** EXTRACTED RECORDS follows **
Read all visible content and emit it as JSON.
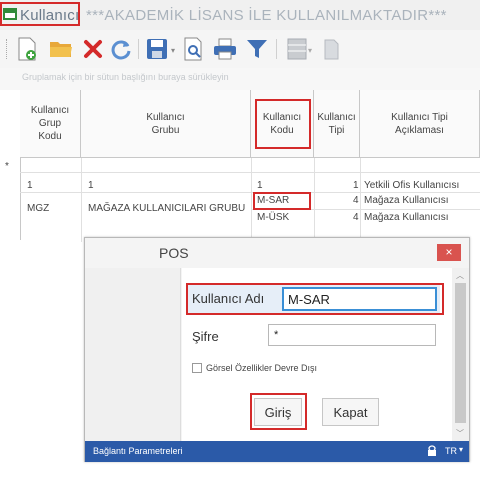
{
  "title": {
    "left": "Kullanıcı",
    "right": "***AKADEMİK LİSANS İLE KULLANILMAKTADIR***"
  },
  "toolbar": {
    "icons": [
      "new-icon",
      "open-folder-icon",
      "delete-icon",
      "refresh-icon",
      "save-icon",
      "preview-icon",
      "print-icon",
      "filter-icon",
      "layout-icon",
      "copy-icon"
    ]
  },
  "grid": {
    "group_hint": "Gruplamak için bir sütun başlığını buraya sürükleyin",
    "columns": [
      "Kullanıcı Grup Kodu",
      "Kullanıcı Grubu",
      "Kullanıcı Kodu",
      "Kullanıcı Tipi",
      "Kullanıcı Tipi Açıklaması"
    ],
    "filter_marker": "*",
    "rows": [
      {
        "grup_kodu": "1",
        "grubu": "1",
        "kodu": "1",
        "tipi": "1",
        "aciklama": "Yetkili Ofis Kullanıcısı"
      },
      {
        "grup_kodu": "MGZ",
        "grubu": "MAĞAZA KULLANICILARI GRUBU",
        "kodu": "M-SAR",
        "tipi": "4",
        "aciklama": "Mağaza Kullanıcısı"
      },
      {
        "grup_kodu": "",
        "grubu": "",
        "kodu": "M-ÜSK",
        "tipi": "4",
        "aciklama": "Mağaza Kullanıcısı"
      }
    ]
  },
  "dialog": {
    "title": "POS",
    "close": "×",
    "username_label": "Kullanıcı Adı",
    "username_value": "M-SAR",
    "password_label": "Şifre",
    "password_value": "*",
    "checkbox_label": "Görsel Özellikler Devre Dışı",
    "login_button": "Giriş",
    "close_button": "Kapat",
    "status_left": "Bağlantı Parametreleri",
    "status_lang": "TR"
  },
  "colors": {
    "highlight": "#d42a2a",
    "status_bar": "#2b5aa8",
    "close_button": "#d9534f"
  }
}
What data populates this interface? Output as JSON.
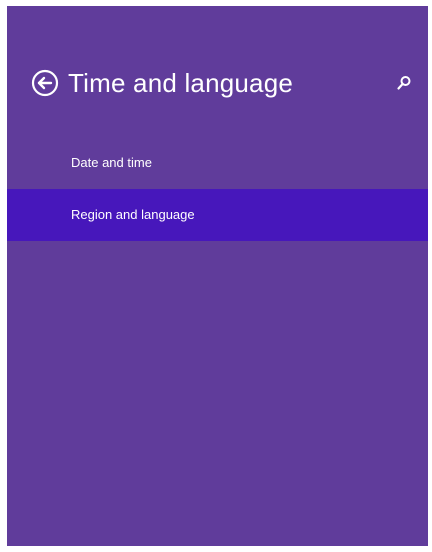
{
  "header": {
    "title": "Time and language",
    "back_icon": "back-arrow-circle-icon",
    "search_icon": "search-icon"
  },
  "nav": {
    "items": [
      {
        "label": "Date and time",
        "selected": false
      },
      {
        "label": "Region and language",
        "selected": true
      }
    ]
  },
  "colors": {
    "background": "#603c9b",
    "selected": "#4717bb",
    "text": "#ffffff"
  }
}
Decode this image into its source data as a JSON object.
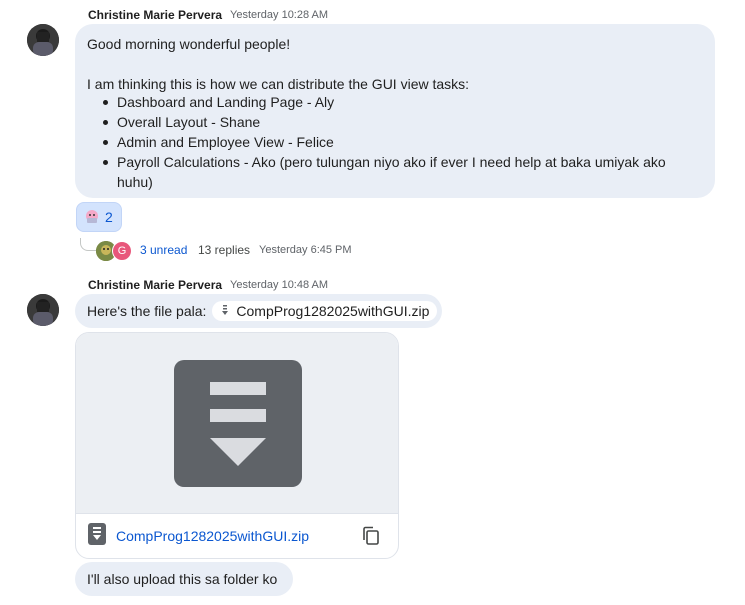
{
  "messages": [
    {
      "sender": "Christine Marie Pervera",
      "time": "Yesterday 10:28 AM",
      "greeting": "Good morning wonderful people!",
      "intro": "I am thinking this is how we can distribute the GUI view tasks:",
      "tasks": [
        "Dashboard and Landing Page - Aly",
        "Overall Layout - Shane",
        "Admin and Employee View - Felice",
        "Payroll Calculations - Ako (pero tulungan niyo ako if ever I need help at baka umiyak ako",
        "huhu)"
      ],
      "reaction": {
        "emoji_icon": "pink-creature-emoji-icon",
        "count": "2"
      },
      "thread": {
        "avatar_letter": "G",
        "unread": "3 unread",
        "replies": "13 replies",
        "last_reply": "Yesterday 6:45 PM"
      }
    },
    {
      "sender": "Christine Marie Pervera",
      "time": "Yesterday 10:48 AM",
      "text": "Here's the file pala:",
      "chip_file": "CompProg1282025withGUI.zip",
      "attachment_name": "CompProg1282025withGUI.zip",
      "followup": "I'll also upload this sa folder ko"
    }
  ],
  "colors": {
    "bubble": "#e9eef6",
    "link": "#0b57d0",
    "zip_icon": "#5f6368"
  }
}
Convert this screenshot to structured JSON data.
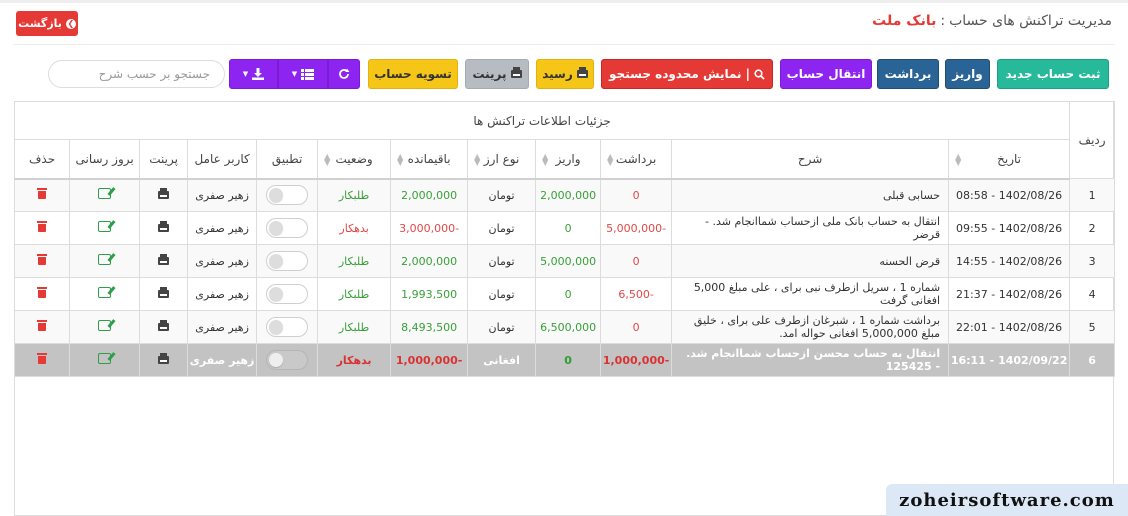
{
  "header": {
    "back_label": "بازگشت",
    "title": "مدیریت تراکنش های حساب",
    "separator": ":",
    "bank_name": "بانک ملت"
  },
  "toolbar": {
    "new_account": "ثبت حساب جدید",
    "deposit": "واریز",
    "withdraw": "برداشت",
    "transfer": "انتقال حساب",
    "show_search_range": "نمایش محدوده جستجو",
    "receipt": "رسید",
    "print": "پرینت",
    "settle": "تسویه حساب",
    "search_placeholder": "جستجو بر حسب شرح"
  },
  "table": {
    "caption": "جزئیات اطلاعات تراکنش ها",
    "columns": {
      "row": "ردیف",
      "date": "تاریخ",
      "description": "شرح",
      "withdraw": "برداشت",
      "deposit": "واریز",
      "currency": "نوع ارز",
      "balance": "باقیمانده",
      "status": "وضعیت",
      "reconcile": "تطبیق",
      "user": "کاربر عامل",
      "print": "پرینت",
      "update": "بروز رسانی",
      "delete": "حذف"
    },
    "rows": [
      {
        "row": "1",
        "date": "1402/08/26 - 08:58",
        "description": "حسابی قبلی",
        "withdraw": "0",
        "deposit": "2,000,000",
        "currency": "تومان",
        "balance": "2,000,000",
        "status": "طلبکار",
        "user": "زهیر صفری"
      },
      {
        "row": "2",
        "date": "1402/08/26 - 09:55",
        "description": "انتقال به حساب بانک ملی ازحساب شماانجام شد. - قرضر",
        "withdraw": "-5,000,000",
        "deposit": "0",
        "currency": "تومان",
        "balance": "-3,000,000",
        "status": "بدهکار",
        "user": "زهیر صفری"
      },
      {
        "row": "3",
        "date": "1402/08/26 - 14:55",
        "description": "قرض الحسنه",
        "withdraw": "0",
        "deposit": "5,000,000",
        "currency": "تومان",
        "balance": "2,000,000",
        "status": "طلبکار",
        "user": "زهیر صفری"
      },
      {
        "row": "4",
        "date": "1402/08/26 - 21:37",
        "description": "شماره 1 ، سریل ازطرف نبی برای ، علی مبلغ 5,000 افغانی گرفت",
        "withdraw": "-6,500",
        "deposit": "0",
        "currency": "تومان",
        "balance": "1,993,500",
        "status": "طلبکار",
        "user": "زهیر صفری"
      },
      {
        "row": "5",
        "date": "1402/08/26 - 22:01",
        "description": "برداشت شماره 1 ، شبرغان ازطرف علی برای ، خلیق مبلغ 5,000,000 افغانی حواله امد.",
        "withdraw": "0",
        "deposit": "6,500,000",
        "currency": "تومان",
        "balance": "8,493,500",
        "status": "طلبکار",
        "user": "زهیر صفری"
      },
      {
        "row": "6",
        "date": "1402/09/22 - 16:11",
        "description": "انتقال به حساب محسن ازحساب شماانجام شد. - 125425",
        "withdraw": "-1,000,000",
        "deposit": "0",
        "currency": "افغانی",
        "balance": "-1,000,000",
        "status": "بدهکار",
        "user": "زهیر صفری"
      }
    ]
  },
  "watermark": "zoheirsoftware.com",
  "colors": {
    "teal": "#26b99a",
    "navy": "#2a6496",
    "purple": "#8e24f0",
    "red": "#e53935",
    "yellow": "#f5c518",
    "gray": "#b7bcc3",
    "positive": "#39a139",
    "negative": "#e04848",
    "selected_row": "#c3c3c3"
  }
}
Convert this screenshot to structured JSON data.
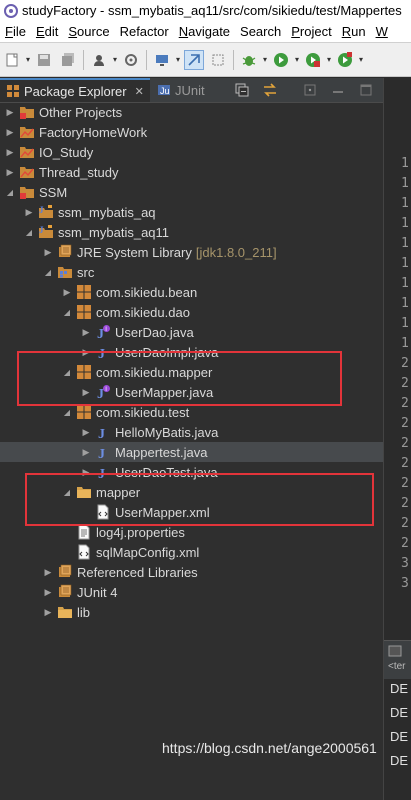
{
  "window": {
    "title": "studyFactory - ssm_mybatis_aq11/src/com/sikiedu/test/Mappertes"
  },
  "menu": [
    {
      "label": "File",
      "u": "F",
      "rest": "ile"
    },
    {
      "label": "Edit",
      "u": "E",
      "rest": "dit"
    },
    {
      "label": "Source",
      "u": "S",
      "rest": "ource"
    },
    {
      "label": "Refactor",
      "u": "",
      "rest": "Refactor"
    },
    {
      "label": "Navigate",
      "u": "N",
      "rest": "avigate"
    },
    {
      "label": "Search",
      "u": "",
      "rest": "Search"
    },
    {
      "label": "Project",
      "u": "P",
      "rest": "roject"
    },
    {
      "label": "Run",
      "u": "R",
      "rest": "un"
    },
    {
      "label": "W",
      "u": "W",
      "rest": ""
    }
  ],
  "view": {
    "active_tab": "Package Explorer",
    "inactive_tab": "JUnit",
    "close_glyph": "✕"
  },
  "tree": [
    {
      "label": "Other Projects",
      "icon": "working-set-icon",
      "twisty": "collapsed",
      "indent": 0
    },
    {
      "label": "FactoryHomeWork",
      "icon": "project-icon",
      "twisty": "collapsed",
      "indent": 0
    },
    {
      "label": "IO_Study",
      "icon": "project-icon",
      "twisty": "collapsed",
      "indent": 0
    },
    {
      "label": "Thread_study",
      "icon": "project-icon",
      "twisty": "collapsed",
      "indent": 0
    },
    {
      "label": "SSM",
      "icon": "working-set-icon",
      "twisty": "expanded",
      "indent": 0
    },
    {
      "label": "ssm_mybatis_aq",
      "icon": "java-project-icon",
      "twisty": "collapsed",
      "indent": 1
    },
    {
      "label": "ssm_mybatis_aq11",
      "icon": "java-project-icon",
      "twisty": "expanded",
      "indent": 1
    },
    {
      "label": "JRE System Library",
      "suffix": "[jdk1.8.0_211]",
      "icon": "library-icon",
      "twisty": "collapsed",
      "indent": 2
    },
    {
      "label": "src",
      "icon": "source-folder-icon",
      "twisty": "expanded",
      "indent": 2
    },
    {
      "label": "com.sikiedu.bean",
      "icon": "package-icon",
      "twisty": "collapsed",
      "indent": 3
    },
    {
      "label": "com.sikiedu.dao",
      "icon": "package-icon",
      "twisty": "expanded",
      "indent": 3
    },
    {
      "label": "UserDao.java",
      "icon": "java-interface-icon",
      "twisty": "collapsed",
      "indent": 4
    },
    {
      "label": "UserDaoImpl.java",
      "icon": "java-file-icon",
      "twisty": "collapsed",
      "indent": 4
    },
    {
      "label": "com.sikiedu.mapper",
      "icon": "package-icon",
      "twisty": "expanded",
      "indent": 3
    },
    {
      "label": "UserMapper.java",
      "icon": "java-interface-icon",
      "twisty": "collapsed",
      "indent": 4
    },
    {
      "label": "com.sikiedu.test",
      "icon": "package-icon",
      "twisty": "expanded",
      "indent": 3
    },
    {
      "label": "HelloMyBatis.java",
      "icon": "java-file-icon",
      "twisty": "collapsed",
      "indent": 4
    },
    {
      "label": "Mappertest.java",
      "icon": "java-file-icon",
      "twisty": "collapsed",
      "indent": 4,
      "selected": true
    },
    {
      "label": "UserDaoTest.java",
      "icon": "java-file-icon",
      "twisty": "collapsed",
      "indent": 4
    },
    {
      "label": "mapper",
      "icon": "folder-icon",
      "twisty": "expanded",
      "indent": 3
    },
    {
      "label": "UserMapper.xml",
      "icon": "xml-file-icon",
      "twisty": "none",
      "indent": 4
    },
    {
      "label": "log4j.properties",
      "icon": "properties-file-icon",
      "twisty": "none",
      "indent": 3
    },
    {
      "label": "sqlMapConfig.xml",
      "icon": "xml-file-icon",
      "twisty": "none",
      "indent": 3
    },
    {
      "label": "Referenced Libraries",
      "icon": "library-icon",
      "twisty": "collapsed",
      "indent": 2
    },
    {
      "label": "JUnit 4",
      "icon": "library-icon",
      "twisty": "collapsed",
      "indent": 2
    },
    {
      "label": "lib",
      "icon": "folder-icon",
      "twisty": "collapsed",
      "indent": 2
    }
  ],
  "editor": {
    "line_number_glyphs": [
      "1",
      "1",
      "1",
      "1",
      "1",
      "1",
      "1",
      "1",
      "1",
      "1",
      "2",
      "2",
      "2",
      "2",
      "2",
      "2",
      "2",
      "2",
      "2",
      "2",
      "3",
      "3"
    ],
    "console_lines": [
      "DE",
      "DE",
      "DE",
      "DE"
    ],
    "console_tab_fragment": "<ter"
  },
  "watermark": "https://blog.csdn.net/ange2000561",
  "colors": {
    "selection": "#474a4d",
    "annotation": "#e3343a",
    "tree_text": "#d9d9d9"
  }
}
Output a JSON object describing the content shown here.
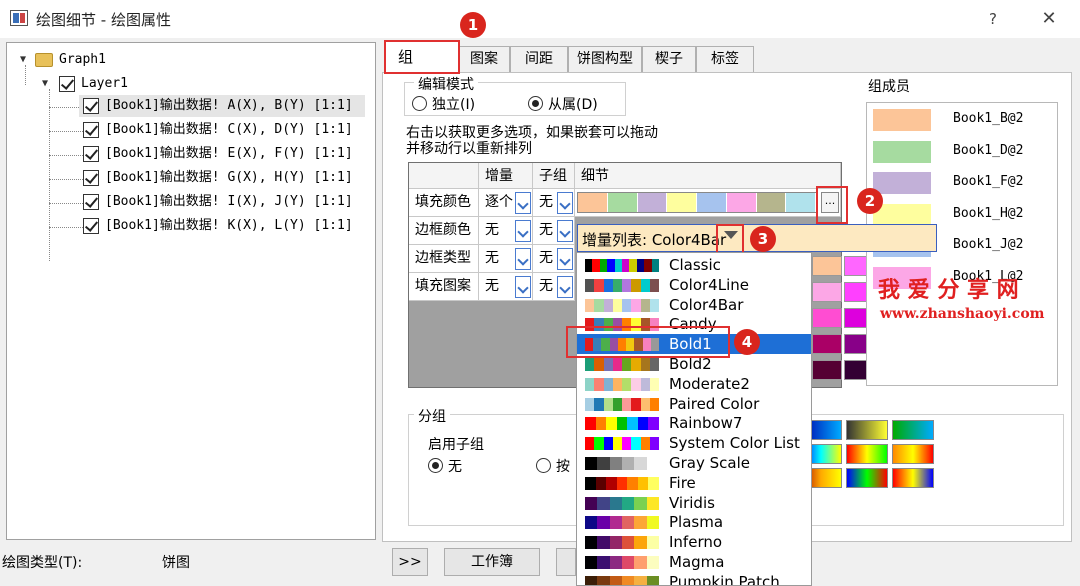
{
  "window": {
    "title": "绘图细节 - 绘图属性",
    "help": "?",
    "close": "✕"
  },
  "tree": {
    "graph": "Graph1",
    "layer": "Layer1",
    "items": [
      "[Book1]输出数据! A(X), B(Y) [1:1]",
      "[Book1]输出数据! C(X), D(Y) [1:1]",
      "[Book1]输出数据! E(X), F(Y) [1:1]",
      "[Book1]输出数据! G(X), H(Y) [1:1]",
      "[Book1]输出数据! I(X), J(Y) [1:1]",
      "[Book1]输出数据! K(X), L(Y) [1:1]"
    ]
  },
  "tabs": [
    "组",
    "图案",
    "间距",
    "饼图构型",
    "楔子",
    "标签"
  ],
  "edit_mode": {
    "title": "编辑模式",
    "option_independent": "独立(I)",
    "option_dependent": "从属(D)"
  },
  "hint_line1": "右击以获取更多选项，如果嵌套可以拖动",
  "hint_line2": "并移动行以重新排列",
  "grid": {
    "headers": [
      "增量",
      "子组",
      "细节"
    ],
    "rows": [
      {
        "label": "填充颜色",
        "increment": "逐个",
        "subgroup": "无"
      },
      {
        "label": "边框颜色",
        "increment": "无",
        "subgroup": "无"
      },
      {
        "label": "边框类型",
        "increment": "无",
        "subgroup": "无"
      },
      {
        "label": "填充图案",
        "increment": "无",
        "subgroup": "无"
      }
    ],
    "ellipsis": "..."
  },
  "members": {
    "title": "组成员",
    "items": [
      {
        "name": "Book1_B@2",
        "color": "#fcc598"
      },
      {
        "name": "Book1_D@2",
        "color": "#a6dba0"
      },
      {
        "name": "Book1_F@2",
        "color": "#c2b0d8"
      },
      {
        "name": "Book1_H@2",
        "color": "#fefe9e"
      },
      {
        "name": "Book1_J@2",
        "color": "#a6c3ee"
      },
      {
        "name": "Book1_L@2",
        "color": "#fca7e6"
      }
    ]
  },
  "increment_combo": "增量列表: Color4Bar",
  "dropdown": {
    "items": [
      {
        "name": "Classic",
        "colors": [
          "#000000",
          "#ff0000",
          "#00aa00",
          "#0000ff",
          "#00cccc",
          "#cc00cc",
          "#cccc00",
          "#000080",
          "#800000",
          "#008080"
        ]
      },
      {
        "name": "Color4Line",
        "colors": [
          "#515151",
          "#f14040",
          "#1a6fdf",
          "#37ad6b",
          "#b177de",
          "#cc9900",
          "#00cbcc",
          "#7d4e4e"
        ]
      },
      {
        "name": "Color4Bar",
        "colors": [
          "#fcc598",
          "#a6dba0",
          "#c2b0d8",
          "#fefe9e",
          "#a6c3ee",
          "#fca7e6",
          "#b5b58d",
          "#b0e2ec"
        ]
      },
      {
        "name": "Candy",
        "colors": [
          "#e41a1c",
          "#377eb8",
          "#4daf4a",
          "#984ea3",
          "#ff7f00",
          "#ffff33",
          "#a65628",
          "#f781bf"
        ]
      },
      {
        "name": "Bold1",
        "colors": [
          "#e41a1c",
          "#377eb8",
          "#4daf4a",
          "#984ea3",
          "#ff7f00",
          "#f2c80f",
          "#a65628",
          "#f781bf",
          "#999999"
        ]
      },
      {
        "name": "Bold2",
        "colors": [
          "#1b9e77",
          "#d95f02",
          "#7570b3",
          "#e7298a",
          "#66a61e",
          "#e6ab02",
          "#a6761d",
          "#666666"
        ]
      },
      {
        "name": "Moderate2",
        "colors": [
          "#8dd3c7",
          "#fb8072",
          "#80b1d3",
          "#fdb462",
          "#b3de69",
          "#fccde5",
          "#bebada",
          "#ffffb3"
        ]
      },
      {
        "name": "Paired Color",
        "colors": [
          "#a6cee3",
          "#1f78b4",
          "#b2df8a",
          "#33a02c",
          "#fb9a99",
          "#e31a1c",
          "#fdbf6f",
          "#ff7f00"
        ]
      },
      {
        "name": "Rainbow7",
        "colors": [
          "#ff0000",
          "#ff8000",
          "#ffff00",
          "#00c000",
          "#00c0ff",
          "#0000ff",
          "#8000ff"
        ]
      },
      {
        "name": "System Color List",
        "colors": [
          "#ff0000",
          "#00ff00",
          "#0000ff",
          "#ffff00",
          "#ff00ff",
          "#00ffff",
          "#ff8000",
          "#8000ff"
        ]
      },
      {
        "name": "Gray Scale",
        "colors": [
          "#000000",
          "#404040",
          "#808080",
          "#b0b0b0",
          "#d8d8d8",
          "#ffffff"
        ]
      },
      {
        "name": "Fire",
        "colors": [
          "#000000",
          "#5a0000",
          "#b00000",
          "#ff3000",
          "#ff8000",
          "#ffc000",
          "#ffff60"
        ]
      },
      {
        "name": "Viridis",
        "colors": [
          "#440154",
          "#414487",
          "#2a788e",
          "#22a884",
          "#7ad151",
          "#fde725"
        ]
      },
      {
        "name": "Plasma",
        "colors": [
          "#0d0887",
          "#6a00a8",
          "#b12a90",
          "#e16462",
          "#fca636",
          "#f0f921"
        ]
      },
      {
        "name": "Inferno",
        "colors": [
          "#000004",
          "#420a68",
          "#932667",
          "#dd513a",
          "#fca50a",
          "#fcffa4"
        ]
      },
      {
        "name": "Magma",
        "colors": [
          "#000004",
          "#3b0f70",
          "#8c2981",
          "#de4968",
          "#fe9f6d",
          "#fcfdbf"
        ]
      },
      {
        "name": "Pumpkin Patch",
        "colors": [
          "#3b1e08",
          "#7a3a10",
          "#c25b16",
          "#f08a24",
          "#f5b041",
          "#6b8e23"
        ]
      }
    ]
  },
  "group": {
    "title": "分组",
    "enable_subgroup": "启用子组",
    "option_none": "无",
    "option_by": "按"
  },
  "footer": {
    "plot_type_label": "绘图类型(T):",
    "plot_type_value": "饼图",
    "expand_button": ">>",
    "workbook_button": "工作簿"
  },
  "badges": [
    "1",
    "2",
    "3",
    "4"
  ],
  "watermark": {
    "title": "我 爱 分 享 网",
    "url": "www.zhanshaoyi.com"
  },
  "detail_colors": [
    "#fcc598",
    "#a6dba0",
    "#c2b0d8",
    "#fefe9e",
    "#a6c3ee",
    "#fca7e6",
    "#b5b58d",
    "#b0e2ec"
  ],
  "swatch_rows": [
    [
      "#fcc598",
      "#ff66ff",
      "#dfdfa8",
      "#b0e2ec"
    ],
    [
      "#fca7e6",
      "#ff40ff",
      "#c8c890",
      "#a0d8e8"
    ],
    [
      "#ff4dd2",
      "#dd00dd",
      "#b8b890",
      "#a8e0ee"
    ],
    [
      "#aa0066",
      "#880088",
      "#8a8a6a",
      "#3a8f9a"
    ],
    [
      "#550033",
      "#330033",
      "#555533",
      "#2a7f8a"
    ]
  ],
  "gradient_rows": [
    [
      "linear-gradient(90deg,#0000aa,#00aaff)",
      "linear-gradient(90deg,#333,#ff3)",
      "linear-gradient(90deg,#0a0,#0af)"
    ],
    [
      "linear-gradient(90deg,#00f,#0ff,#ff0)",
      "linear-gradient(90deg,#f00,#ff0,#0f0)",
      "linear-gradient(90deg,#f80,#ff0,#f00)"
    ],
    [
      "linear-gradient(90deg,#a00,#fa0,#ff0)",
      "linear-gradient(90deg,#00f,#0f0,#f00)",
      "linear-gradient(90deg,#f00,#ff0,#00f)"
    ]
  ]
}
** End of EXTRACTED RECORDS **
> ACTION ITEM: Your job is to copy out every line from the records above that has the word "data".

> OUTPUT OF THE TASK:
What data populates this interface? Output as JSON.
Decode this image into its source data as a JSON object.
Convert this screenshot to structured JSON data.
Convert this screenshot to structured JSON data.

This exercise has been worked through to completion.